-------- RECORDS TO USE

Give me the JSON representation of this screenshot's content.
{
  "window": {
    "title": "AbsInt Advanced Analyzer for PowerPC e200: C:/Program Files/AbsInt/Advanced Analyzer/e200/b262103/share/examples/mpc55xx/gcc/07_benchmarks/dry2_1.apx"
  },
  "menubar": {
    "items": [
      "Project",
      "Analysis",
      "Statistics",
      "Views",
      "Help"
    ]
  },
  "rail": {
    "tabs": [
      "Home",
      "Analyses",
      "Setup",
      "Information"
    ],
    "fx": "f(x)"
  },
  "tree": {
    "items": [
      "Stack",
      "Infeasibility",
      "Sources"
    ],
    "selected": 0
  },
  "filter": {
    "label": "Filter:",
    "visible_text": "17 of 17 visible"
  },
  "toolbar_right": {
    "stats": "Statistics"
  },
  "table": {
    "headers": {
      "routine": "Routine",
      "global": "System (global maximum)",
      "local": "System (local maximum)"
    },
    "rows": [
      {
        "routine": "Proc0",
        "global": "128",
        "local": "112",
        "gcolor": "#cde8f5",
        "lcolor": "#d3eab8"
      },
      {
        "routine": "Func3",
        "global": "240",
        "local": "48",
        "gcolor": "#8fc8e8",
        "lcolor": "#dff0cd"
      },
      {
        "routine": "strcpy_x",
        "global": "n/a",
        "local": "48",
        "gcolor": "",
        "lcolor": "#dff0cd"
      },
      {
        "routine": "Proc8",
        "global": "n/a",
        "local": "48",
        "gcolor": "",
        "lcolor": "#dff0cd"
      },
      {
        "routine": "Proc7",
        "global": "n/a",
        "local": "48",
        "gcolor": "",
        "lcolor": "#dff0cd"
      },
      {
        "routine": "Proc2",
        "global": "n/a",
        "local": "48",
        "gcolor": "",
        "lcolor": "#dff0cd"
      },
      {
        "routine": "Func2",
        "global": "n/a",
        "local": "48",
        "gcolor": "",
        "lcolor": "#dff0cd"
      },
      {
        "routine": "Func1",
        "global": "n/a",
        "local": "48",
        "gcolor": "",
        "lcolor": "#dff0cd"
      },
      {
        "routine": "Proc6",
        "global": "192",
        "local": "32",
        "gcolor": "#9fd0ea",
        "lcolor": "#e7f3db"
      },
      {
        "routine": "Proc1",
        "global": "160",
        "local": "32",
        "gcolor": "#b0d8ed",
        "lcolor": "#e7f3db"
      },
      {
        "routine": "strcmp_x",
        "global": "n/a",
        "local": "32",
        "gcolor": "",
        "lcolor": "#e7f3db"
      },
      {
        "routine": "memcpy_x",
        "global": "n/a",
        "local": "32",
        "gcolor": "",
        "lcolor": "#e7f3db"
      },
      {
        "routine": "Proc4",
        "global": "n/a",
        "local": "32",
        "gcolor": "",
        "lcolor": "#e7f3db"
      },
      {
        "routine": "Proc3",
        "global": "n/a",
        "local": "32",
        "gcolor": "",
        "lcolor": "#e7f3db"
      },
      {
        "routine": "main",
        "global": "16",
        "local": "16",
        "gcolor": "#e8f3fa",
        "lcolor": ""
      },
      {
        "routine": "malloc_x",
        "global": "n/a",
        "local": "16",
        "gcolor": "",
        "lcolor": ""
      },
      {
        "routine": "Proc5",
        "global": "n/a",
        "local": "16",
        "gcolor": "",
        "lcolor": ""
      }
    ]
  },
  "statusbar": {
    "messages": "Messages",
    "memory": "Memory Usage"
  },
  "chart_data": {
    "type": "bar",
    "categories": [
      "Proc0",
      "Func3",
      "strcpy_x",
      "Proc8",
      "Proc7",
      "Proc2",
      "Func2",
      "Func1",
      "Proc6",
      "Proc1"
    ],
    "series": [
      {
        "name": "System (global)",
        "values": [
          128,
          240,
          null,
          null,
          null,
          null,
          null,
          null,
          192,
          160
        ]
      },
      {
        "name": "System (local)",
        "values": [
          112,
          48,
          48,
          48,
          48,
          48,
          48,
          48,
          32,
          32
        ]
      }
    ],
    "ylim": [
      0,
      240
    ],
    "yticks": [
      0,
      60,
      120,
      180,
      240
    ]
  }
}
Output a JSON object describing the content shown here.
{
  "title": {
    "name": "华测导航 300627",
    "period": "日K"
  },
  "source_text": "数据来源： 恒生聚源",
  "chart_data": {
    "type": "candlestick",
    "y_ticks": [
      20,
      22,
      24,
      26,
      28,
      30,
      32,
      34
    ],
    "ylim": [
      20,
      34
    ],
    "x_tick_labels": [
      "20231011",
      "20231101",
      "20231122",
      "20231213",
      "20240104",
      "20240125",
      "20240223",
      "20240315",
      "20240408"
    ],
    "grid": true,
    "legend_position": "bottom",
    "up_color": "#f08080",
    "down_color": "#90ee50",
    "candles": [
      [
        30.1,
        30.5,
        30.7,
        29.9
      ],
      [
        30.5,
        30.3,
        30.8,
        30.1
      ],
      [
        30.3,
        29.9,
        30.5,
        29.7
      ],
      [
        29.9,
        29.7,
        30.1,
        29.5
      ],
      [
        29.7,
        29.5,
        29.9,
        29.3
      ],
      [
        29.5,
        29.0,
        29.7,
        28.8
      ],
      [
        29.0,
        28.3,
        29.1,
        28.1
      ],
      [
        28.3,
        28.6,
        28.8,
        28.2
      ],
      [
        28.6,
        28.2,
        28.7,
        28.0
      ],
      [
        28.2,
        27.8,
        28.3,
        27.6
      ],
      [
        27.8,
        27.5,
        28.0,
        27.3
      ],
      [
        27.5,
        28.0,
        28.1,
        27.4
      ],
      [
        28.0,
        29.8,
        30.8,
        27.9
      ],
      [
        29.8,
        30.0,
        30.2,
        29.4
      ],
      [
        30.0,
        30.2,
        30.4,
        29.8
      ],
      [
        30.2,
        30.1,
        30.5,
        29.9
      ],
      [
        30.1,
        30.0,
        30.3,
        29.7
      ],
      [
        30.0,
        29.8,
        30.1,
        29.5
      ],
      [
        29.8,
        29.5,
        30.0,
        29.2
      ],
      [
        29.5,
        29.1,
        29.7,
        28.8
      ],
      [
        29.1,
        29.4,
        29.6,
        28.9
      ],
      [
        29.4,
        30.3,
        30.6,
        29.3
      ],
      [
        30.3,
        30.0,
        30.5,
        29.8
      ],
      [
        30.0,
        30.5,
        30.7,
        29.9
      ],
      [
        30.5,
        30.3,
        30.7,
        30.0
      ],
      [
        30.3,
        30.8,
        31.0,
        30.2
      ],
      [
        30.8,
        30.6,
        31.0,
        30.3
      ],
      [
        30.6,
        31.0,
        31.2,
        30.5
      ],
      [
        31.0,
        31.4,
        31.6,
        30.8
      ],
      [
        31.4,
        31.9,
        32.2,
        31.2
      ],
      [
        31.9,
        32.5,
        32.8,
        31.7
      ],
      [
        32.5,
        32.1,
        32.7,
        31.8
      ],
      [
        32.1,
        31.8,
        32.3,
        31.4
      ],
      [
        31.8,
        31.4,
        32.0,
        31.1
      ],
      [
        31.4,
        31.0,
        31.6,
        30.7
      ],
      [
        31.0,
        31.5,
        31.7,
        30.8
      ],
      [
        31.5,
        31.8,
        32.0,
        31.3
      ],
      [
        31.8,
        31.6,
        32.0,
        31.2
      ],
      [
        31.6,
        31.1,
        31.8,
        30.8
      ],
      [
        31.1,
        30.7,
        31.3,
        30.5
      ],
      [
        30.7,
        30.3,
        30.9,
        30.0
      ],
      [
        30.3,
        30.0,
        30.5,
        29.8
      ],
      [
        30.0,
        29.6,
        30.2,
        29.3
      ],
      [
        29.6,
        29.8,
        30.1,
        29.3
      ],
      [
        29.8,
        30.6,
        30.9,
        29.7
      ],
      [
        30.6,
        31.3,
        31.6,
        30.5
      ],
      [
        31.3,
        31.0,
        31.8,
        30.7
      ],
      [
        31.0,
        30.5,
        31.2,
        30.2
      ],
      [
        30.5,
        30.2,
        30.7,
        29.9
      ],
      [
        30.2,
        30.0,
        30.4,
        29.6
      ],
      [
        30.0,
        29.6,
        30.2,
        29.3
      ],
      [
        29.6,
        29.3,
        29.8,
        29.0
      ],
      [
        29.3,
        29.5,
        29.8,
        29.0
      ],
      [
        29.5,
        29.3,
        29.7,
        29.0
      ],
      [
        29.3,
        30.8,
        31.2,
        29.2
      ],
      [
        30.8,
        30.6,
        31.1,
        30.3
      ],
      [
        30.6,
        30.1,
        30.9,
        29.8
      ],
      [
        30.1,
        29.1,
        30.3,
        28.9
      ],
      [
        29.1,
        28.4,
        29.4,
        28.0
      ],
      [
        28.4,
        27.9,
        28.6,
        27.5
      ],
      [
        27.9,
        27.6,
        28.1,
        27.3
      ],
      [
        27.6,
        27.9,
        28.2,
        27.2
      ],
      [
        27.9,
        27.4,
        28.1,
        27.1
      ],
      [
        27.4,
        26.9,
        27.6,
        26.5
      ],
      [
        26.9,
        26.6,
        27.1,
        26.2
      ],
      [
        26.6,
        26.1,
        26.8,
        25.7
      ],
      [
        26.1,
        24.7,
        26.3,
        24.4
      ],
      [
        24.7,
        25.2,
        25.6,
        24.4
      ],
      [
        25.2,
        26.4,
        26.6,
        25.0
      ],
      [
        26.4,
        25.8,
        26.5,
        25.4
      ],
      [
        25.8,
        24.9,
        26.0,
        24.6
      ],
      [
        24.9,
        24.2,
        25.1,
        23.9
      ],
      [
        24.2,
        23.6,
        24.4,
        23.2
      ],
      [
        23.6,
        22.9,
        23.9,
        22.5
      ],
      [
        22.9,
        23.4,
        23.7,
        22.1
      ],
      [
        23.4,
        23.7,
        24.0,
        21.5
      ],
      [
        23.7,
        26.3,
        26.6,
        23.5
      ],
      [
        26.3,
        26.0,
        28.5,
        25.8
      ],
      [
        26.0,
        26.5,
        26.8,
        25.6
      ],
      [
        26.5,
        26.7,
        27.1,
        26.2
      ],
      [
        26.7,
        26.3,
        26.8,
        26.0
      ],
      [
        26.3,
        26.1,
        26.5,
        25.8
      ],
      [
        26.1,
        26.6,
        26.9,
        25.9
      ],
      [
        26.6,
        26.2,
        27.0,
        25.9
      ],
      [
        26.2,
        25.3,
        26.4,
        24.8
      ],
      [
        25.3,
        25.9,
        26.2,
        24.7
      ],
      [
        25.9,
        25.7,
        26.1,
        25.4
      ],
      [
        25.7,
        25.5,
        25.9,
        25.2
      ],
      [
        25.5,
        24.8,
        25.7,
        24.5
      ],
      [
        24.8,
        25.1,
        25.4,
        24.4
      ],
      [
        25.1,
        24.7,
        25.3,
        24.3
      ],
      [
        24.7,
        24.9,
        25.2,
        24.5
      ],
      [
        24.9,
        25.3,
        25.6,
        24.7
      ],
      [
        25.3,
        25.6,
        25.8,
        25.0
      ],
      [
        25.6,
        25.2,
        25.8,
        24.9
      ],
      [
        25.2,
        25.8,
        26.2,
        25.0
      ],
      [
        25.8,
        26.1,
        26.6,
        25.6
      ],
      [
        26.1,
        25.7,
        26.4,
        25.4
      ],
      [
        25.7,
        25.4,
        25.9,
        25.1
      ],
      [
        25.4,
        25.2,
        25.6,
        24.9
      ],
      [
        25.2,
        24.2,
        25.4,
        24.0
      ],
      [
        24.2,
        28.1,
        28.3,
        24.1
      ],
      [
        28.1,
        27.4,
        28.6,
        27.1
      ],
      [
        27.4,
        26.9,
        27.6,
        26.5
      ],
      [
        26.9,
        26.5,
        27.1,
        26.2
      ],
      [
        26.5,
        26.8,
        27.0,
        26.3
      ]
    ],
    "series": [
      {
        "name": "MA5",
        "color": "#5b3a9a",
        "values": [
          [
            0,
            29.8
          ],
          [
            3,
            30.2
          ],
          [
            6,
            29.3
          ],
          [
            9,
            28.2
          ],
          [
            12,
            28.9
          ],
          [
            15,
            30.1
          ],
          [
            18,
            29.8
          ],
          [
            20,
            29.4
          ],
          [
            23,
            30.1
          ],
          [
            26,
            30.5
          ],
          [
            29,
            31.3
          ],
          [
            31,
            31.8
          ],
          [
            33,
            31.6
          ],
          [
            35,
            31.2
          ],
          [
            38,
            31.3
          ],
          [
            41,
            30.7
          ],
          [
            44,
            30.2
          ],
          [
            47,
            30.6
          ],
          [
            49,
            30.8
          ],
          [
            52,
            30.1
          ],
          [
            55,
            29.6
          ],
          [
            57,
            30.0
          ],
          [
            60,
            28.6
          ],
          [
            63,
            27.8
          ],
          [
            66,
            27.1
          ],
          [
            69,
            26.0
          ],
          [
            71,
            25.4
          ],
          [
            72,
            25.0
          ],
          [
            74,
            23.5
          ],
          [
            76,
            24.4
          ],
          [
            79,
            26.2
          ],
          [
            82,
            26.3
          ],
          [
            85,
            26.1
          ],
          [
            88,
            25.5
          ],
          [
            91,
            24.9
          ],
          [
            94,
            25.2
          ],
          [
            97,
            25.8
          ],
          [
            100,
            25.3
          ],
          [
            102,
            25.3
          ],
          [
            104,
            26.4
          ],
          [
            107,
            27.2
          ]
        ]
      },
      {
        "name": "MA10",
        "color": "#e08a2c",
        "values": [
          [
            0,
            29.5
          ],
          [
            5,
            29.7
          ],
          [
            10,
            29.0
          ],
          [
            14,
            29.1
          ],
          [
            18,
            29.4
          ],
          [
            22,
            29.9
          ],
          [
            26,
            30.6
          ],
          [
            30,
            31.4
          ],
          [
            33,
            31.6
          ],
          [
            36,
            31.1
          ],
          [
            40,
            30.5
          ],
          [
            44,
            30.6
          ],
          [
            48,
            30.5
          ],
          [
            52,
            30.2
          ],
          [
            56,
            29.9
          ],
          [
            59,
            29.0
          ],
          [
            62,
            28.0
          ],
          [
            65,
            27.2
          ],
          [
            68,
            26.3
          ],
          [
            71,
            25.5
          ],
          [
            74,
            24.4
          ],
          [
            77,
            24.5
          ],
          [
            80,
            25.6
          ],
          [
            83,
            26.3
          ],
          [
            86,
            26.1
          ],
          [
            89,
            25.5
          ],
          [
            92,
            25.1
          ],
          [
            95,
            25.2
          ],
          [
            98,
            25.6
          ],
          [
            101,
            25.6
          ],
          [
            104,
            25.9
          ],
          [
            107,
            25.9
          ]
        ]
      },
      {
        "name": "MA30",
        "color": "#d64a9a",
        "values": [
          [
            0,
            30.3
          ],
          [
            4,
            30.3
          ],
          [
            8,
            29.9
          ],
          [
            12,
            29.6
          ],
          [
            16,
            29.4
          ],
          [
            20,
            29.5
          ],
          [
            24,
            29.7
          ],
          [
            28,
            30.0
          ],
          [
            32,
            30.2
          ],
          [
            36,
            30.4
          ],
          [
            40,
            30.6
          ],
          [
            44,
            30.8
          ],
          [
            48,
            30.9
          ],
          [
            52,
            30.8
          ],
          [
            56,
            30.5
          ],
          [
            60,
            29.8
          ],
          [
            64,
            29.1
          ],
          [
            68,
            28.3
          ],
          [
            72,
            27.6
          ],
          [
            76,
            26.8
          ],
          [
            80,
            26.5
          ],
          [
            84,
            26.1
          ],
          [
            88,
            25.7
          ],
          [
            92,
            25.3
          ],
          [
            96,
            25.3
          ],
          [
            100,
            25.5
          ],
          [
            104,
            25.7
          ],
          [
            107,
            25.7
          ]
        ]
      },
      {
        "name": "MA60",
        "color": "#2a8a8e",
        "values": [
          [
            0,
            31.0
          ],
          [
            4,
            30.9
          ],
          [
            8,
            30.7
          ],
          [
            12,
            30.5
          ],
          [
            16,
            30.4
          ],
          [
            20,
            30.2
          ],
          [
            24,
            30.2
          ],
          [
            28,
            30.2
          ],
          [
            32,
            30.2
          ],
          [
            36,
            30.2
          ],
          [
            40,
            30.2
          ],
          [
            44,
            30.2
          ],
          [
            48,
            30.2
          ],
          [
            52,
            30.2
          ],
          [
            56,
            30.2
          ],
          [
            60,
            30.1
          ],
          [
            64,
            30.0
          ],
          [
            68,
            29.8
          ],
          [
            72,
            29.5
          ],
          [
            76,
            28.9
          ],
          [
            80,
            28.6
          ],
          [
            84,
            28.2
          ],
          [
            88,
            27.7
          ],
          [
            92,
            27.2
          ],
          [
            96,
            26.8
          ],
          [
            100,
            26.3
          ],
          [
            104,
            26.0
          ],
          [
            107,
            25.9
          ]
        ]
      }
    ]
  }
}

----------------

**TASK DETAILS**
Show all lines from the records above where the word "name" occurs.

**RESPONSE TO THE TASK**
        "name": "System (global)",
        "name": "System (local)",
    "name": "华测导航 300627",
        "name": "MA5",
        "name": "MA10",
        "name": "MA30",
        "name": "MA60",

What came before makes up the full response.